One of the defense options you can consider when charged with a crime is showing that you have an alibi. But what is an alibi defense, and how can you raise one?
Understanding alibi defenses
Basically, an alibi is a legal defense in which you present evidence that you couldn’t have committed a certain crime because you were somewhere else when it happened.
An alibi defense goes after the foundation of the prosecution’s case: the defendant’s identity. If you can cast reasonable doubt on the prosecution’s claim that you were the perpetrator of the crime, then the court might not find you guilty.
To claim a strong and effective alibi, you will need to establish the following elements:
- You were not physically present at the crime scene when the alleged crime happened
- You had no reasonable opportunity to commit the offense

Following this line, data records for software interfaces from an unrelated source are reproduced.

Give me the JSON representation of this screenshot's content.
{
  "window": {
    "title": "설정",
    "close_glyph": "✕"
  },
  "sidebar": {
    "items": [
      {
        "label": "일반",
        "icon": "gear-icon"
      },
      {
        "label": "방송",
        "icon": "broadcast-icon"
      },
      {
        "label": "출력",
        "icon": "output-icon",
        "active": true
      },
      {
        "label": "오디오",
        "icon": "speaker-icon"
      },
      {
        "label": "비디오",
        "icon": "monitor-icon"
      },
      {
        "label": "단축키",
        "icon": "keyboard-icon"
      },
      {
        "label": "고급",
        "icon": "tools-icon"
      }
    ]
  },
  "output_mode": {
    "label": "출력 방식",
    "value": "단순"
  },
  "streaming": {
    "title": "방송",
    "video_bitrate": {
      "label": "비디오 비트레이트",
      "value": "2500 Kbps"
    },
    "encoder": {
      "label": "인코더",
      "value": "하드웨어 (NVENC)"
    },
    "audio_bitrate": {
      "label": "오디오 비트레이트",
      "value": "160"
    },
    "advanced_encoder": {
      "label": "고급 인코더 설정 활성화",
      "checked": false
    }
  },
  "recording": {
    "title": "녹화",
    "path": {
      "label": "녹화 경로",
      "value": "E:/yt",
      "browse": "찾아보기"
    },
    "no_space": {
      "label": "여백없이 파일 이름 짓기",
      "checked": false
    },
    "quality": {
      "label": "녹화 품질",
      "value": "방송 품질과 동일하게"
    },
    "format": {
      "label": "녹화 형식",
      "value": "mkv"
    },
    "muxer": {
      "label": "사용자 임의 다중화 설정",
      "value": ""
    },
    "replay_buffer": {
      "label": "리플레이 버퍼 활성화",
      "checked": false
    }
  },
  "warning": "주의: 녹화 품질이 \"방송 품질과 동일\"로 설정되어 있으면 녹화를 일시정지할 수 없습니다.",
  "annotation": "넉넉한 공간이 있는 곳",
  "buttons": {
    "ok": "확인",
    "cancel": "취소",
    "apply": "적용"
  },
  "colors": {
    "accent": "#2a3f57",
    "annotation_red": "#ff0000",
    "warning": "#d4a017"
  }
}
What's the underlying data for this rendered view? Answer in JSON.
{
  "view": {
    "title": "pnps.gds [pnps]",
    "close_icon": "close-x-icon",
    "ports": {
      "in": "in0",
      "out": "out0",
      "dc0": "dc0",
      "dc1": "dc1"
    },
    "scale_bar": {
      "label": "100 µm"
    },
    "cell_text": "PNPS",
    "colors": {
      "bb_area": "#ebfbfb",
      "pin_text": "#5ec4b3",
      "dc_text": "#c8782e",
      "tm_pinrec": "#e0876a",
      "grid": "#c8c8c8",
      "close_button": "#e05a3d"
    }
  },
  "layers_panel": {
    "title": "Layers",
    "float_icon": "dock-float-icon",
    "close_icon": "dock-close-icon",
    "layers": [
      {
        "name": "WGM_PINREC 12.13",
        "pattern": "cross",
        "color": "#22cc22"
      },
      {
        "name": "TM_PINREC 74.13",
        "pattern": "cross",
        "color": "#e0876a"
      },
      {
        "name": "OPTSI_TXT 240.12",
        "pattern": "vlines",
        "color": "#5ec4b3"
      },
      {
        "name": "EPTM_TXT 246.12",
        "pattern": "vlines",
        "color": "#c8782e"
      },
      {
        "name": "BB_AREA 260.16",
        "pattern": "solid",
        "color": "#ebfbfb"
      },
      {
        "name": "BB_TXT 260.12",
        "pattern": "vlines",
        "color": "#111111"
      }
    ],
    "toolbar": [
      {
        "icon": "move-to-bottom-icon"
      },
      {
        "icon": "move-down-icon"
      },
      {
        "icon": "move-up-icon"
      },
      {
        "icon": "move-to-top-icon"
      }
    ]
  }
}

- It is not practically possible that you committed the offense
How do you raise an alibi?
Here are some of the evidence you can cite when claiming an alibi as your defense:
- Eyewitnesses who can give credible accounts of your location when the alleged crime happened. The jury may give more weight to the testimony of someone who has no stake in the issue, like a bystander or shopkeeper, as opposed to your spouse or parent.
- Time-stamped shopping receipts, bus, train or plane tickets, employer records or surveillance footage can all help you establish that you were too far away from the scene at the time the crime was committed.
An alibi is a strong defense if you are charged with a crime that you did not commit. Find out how you can raise a strong alibi when charged with a crime in Kentucky.